  6. ^ "Shell Thuet at the Motorcycle Hall of Fame". Archived from the original on 13 June 2010. Retrieved 4 January 2010.
  7. ^ "Dick Mann at the Motorcycle Hall of Fame". Archived from the original on 28 December 2010. Retrieved 15 December 2010.
  8. ^ "Gary Nixon at the Motorcycle Hall of Fame". Archived from the original on 27 July 2011. Retrieved 4 January 2011.
  9. ^ "Gene Romero at the Motorcycle Hall of Fame". Archived from the original on 27 July 2011. Retrieved 4 January 2011.
  10. ^ a b "Kenny Roberts at the Motorcycle Hall of Fame". Retrieved 4 January 2011.
  11. ^ Assoc, American Motorcyclist (February 1975). Camel Filters announces $S75,000 Pro Series fund. Retrieved 16 November 2015. {{cite book}}: |work= ignored (help)
  12. ^ Assoc, American Motorcyclist (December 1978). A fond farewell to Ol' Joe Camel. Retrieved 16 November 2015. {{cite book}}: |work= ignored (help)
  13. ^ Assoc, American Motorcyclist (February 1983). Camel Pro Seriese features 34 races. Retrieved 16 November 2015. {{cite book}}: |work= ignored (help)
  14. ^ Harrison, Greg (April 1984). Meet Me In St. Louis.
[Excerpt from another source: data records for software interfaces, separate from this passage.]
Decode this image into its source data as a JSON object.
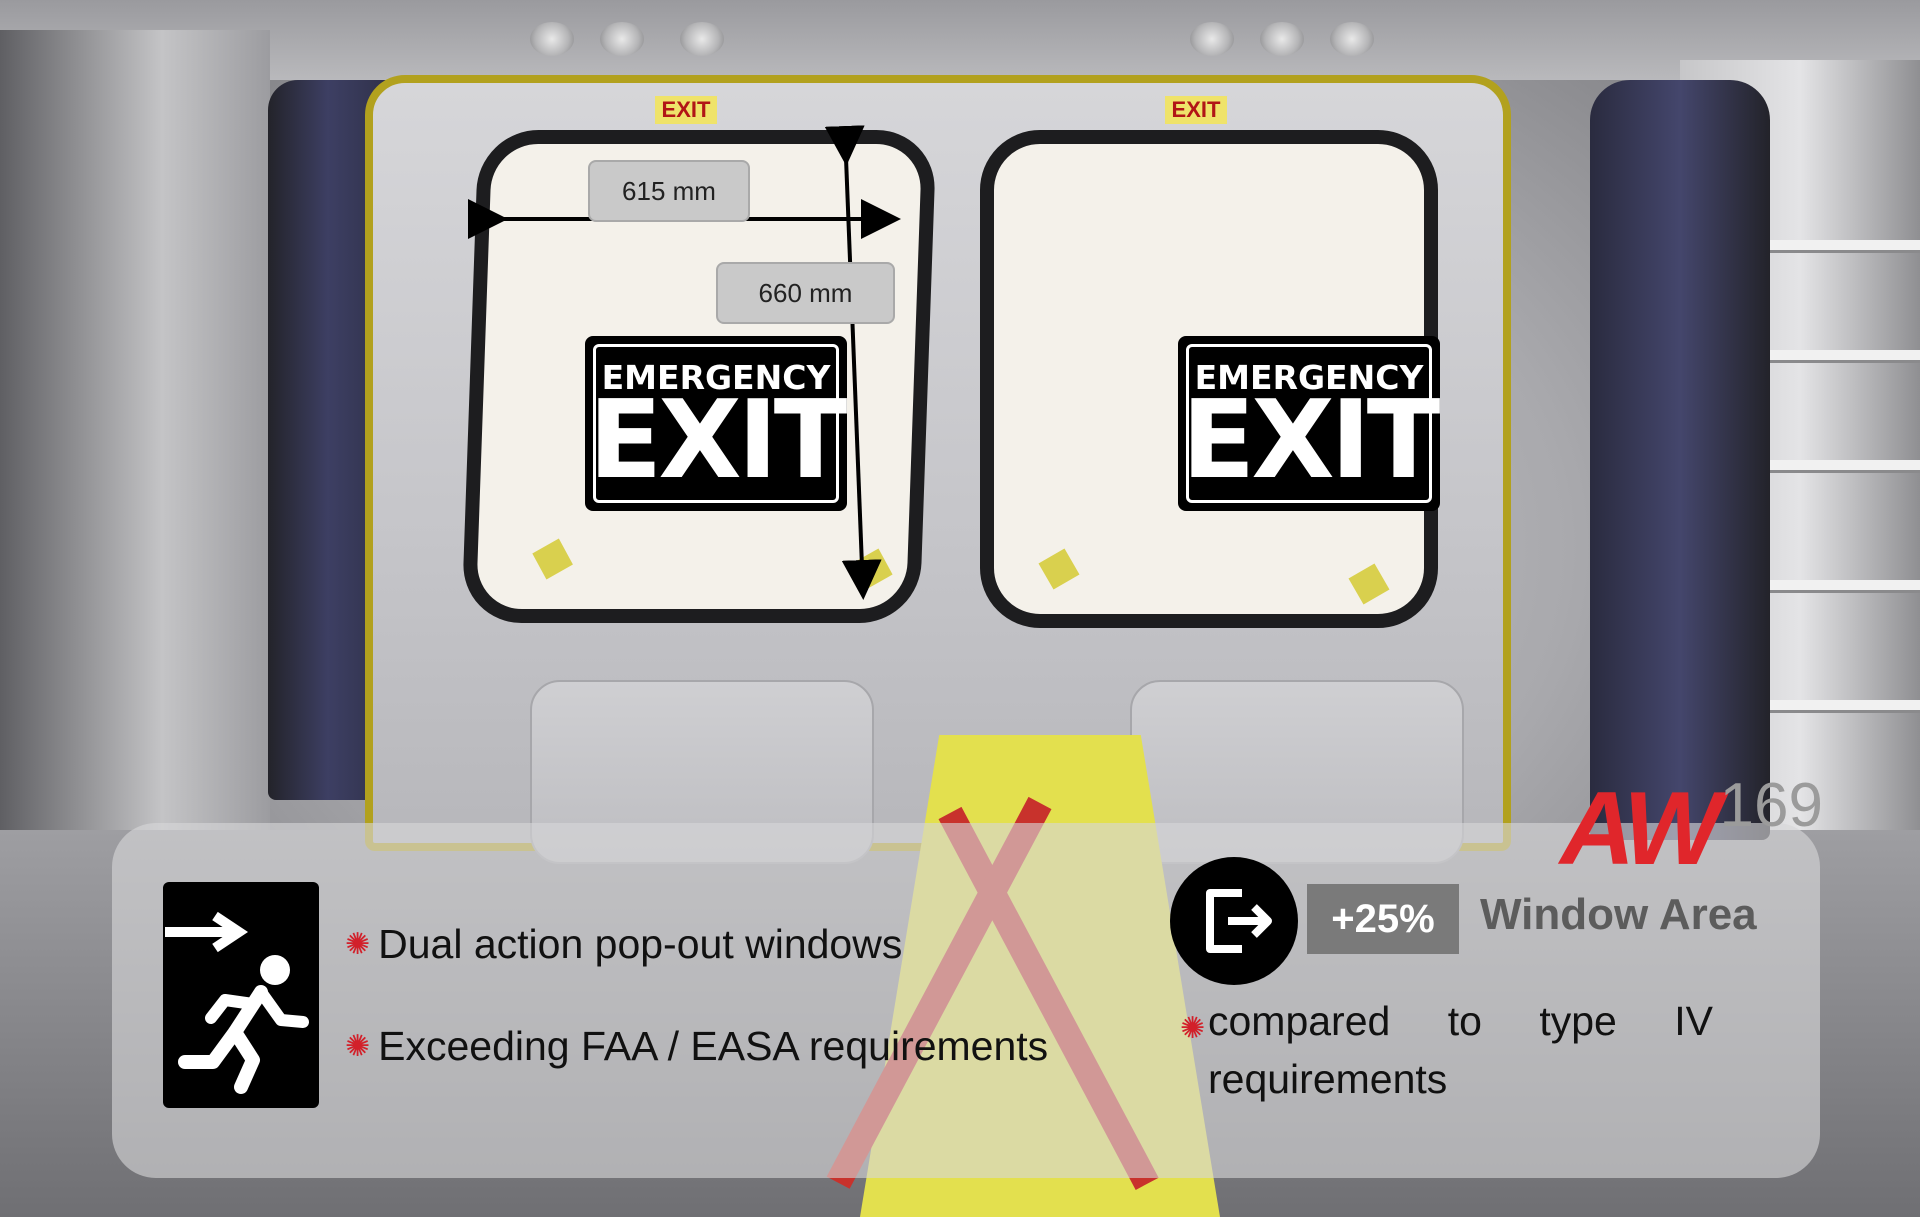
{
  "window_labels": {
    "width": "615 mm",
    "height": "660 mm"
  },
  "exit_tags": [
    "EXIT",
    "EXIT"
  ],
  "signs": [
    {
      "top": "EMERGENCY",
      "bottom": "EXIT"
    },
    {
      "top": "EMERGENCY",
      "bottom": "EXIT"
    }
  ],
  "bullets": [
    "Dual action pop-out windows",
    "Exceeding FAA / EASA requirements"
  ],
  "badge": {
    "value": "+25%",
    "label": "Window Area"
  },
  "comparison": {
    "words": [
      "compared",
      "to",
      "type",
      "IV"
    ],
    "line2": "requirements"
  },
  "logo": {
    "brand": "AW",
    "model": "169"
  },
  "colors": {
    "accent_red": "#d2202a",
    "badge_gray": "#7a7a7a"
  },
  "icons": [
    "emergency-exit-running-icon",
    "exit-door-arrow-icon",
    "bullet-burst-icon"
  ]
}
Retrieved 2 January 2011. {{cite book}}: |work= ignored (help)
  15. ^ a b c d Youngblood, Ed (August 1989). Dirt-track expansion. Retrieved 3 January 2011. {{cite book}}: |work= ignored (help)
  16. ^ "Bubba Shobert at the Motorcycle Hall of Fame". Archived from the original on 27 July 2011. Retrieved 4 January 2011.
  17. ^ Wood, Bill (August 1983). Wayne Rainey's road to stardom. Retrieved 3 January 2011. {{cite book}}: |work= ignored (help)
  18. ^ 50 Years Of Moto Grand Prix (1st edition). Hazelton Publishing Ltd, 1999. ISBN 1-874557-83-7
  19. ^ "Scott Parker at the Motorcycle Hall of Fame". Archived from the original on 27 July 2011. Retrieved 4 January 2011.
  20. ^ Assoc, American Motorcyclist (February 1986). Road Racing gets its own series for 1986. Retrieved 16 November 2015. {{cite book}}: |work= ignored (help)
  21. ^ Assoc, American Motorcyclist (October 1986). 1987 Camel Pro Series to be worth $475,000. Retrieved 16 November 2015. {{cite book}}: |work= ignored (help)
  22. ^ Assoc, American Motorcyclist (February 1989). Parade Lap. Retrieved 1 January 2011. {{cite book}}: |work= ignored (help)
  23. ^ Youngblood, Ed (May 1997). For The Love Of Dirt Tracking. Retrieved 3 January 2011. {{cite book}}: |work= ignored (help)
  24. ^ Parsons, Grant (May 1998). Not Just A Spectator Sport. Retrieved 2 January 2011. {{cite book}}: |work= ignored (help)
  25. ^ "Tourist Trophy races". Retrieved 13 March 2022.
  26. ^ "American Flat Track: Races To Air On FOX Sports Starting In 2022". Road Racing World. 8 December 2021.
  27. ^ "News - Progressive American Flat Track to be broadcast throughout Latin America as part of new agreements with Fox Sports Mexico and Bandeirantes".
  28. ^ a b c d e f "About AMA Pro Flat Track". AMA Pro Racing. Archived from the original on 5 October 2015. Retrieved 24 October 2015.
  29. ^ Semmeling, Rob. "American Motorcycle Races" (PDF). pp. 32–33. Retrieved 24 October 2015.
  30. ^ a b "Carr opens title defense at Daytona". 26 February 2004. Retrieved 24 October 2015.
  31. ^ "Former Road Racer Chris Carr, AMA Grand National Champion". Roadracing World Publishing. 27 September 2004. Retrieved 24 October 2015.

External links edit